In 1930, Hupmobile published the following advertisement ... "A Hupmobile becomes a little more than just a car. He'll lift the hood as a veteran would, and show Hupp's mechanical fineness. He knows! He's driven Hupmobile since the old outdated out-of-context but still-revered early Hupmobiles with the tall steel spout on its radiator.
There's something about Hupp's faithfulness that gets to a man. A feeling that hasn't a name. But it's the same as the feeling a seaman gets for his ship, an engineer for his engine, or a woman for her home. He's got as much use for an adjective as a cowboy for a powder puff. He's rough on claims.

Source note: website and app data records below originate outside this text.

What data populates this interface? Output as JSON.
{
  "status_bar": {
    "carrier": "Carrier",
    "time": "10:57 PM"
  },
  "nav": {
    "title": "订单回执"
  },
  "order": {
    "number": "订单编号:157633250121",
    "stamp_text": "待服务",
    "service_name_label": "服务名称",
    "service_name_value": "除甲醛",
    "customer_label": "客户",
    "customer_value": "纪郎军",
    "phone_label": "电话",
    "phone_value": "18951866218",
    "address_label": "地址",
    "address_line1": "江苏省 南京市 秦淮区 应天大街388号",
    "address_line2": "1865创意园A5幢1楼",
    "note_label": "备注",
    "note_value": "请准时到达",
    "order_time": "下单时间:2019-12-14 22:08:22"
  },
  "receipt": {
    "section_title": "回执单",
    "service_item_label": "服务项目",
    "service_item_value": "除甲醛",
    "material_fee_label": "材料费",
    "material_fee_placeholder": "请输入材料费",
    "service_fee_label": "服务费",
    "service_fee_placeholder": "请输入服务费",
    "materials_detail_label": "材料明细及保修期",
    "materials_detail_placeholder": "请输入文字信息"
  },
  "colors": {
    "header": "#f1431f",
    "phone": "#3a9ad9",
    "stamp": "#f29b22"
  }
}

Promises of what a car can do. He's the old-time Hupmobile owner. He's seen cars come, seen 'em go. Only he won't talk. He'll act! Give you fact after fact, not in words but in deeds, in bullet speeds and 'Big Bertha' power.
Although some 1931 Hupmobiles had been fitted with four-speed transmissions, the new models were of the three-speed all-synchromesh type; a freewheel could be fitted. A proposed front-wheel-drive variant never reached production. The eight-cylinder model had a five-bearing crankshaft, fully counter-balanced. Equipment was comprehensive, and a radio was a standard fitting. The three-panel windscreen was cleaned by twin wipers sweeping in towards the centre to give the maximum number of blind spots.
This new model gave Hupmobile the opportunity to launch a vigorous sales and export programme: 'We have spanned the Western Ocean by establishing our depot at the free port of Antwerp with one million dollars of spares delivered before we shipped our beautiful Aerodynamic Automobile to Europe'. Here, it was claimed, the importing agents could draw on a large float of new cars to supply their customers, giving guaranteed delivery.
The agent who took over in Britain in 1935 waxed lyrical: 'Today, the would-be motorist is beset with difficulties. So many claims crowd and confuse his choice ... in sorting the wheat from the chaff it is obvious and logical that "air-moulding" must win his favour. And if he carries his logic to finality, he must buy a Hupmobile. Not only because it is streamlined-yet not self-consciously so-but because of its inspiriting performance - its comfort, speed and docile power'.
Does 28 years of Integrity Claim Your Respect?
A new 4-liter six was announced in the spring of 1935, bringing the Hupmobile range to arguably its greatest strength, with the old 3.6-liter six and the 5-liter eight (which was available in two wheelbase lengths).
At the end of the year, the company announced 'astounding price reductions', along with the catch-cry 'Does 28 years of integrity claim your respect'? The range had been trimmed, leaving only the straight-eight and the larger six; the long-wheelbase eight featured English coachwork of aerodynamic aspect, and many luxurious items of equipment, including a cocktail cabinet for the passengers.
Among the standard features of the cars were cast-aluminum wheels, which reduced unsprung weight considerably, but such devices were really aimed at reviving flagging sales, in which important respect they were a complete failure, for in mid 1936, Hupmobile suspended production for several months.
Hupmobile Automatic Overdrive
There was a revival, during which the eights gained automatic overdrive, and then Hupmobile produced one last effort. In common with Graham, they utilised the body dies of the recently defunct Cord 810/812 sedan, with the coffin-nose modified to give the effect of a more conventional. grille, and rear-wheel drive using standard Hupp mechanicals.
However, this venture proved totally abortive, and Hupmobile abandoned car production altogether. This, however, was not the end of the story. Unlike many other American car manufacturers who had suffered in the Depression, Hupmobile had learned the necessity of having several strings to their bow. Exit the Hupp Corporation, manufacturers of motor cars. Enter the Hupp Corporation, makers of car spares, kitchen equipment and electronics.